▶ _Assigned task_:
Copy every record exactly, with nothing left out.
─── Records provided ───
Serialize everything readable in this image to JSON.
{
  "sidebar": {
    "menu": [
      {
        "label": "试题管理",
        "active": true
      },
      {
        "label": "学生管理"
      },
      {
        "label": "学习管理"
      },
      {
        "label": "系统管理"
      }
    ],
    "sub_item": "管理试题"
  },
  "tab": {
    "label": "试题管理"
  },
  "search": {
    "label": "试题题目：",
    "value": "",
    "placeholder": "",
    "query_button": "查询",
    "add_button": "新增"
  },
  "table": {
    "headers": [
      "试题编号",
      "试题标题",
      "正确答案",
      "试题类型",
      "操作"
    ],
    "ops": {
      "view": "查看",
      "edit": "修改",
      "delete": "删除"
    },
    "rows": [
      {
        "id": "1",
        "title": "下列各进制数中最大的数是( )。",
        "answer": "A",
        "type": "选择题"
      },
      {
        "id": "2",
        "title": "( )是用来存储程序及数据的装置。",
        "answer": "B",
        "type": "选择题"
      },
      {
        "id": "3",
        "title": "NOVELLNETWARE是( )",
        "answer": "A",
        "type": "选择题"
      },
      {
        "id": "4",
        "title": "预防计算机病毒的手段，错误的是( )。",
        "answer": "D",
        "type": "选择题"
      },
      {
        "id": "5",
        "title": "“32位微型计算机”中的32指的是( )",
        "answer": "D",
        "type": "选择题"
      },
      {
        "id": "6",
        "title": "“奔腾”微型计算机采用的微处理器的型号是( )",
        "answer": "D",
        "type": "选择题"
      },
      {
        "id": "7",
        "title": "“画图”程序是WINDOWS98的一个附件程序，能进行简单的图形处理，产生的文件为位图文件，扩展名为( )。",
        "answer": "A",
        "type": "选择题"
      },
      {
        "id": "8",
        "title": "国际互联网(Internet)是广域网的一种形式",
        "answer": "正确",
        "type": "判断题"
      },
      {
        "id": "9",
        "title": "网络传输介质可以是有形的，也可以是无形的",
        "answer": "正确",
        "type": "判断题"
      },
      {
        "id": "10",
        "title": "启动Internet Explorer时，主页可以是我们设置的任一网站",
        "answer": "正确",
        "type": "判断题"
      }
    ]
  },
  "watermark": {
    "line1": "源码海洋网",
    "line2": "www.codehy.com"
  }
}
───
▶ _Exercise solution_:
Serialize everything readable in this image to JSON.
{
  "sidebar": {
    "menu": [
      {
        "label": "试题管理",
        "active": true
      },
      {
        "label": "学生管理"
      },
      {
        "label": "学习管理"
      },
      {
        "label": "系统管理"
      }
    ],
    "sub_item": "管理试题"
  },
  "tab": {
    "label": "试题管理"
  },
  "search": {
    "label": "试题题目：",
    "value": "",
    "placeholder": "",
    "query_button": "查询",
    "add_button": "新增"
  },
  "table": {
    "headers": [
      "试题编号",
      "试题标题",
      "正确答案",
      "试题类型",
      "操作"
    ],
    "ops": {
      "view": "查看",
      "edit": "修改",
      "delete": "删除"
    },
    "rows": [
      {
        "id": "1",
        "title": "下列各进制数中最大的数是( )。",
        "answer": "A",
        "type": "选择题"
      },
      {
        "id": "2",
        "title": "( )是用来存储程序及数据的装置。",
        "answer": "B",
        "type": "选择题"
      },
      {
        "id": "3",
        "title": "NOVELLNETWARE是( )",
        "answer": "A",
        "type": "选择题"
      },
      {
        "id": "4",
        "title": "预防计算机病毒的手段，错误的是( )。",
        "answer": "D",
        "type": "选择题"
      },
      {
        "id": "5",
        "title": "“32位微型计算机”中的32指的是( )",
        "answer": "D",
        "type": "选择题"
      },
      {
        "id": "6",
        "title": "“奔腾”微型计算机采用的微处理器的型号是( )",
        "answer": "D",
        "type": "选择题"
      },
      {
        "id": "7",
        "title": "“画图”程序是WINDOWS98的一个附件程序，能进行简单的图形处理，产生的文件为位图文件，扩展名为( )。",
        "answer": "A",
        "type": "选择题"
      },
      {
        "id": "8",
        "title": "国际互联网(Internet)是广域网的一种形式",
        "answer": "正确",
        "type": "判断题"
      },
      {
        "id": "9",
        "title": "网络传输介质可以是有形的，也可以是无形的",
        "answer": "正确",
        "type": "判断题"
      },
      {
        "id": "10",
        "title": "启动Internet Explorer时，主页可以是我们设置的任一网站",
        "answer": "正确",
        "type": "判断题"
      }
    ]
  },
  "watermark": {
    "line1": "源码海洋网",
    "line2": "www.codehy.com"
  }
}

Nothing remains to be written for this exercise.